BEGIN

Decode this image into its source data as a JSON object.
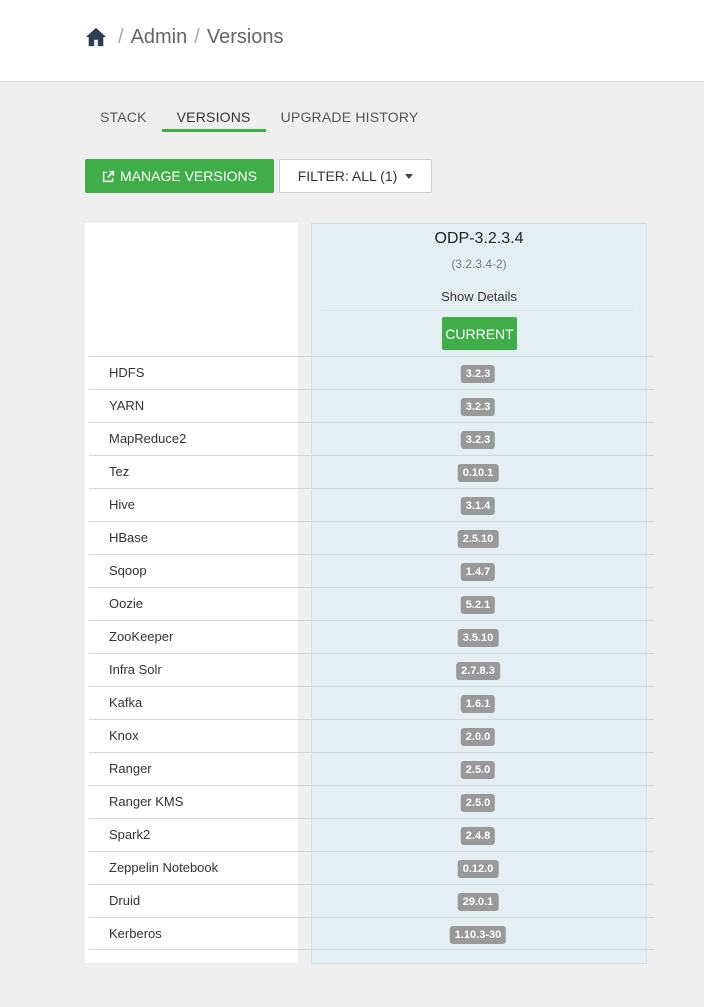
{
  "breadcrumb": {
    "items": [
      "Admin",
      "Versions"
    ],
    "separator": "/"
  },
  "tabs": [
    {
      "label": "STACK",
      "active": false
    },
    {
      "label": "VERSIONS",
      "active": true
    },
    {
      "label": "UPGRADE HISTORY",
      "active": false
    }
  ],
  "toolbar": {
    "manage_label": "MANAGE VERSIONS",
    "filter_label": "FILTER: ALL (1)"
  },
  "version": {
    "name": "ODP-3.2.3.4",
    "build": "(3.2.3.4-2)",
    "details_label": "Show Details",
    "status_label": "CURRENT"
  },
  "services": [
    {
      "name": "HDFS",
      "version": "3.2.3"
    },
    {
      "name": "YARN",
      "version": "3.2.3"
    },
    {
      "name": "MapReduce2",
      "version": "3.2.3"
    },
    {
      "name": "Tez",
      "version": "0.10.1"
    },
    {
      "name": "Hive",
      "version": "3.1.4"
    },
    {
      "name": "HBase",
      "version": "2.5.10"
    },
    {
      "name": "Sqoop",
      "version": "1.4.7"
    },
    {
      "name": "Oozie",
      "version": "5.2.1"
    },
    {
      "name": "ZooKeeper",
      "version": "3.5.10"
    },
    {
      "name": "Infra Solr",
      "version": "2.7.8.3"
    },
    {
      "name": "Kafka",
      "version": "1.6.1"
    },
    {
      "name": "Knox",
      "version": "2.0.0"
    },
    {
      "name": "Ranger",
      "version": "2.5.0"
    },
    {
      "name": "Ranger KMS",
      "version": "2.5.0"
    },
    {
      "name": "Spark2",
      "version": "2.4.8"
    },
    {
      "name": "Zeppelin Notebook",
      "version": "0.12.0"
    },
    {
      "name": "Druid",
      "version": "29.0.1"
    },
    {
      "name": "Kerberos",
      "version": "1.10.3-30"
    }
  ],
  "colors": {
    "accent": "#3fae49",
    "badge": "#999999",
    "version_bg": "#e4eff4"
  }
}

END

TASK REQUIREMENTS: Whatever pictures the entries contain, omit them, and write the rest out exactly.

WRITTEN RESPONSE:
Decode this image into its source data as a JSON object.
{
  "breadcrumb": {
    "items": [
      "Admin",
      "Versions"
    ],
    "separator": "/"
  },
  "tabs": [
    {
      "label": "STACK",
      "active": false
    },
    {
      "label": "VERSIONS",
      "active": true
    },
    {
      "label": "UPGRADE HISTORY",
      "active": false
    }
  ],
  "toolbar": {
    "manage_label": "MANAGE VERSIONS",
    "filter_label": "FILTER: ALL (1)"
  },
  "version": {
    "name": "ODP-3.2.3.4",
    "build": "(3.2.3.4-2)",
    "details_label": "Show Details",
    "status_label": "CURRENT"
  },
  "services": [
    {
      "name": "HDFS",
      "version": "3.2.3"
    },
    {
      "name": "YARN",
      "version": "3.2.3"
    },
    {
      "name": "MapReduce2",
      "version": "3.2.3"
    },
    {
      "name": "Tez",
      "version": "0.10.1"
    },
    {
      "name": "Hive",
      "version": "3.1.4"
    },
    {
      "name": "HBase",
      "version": "2.5.10"
    },
    {
      "name": "Sqoop",
      "version": "1.4.7"
    },
    {
      "name": "Oozie",
      "version": "5.2.1"
    },
    {
      "name": "ZooKeeper",
      "version": "3.5.10"
    },
    {
      "name": "Infra Solr",
      "version": "2.7.8.3"
    },
    {
      "name": "Kafka",
      "version": "1.6.1"
    },
    {
      "name": "Knox",
      "version": "2.0.0"
    },
    {
      "name": "Ranger",
      "version": "2.5.0"
    },
    {
      "name": "Ranger KMS",
      "version": "2.5.0"
    },
    {
      "name": "Spark2",
      "version": "2.4.8"
    },
    {
      "name": "Zeppelin Notebook",
      "version": "0.12.0"
    },
    {
      "name": "Druid",
      "version": "29.0.1"
    },
    {
      "name": "Kerberos",
      "version": "1.10.3-30"
    }
  ],
  "colors": {
    "accent": "#3fae49",
    "badge": "#999999",
    "version_bg": "#e4eff4"
  }
}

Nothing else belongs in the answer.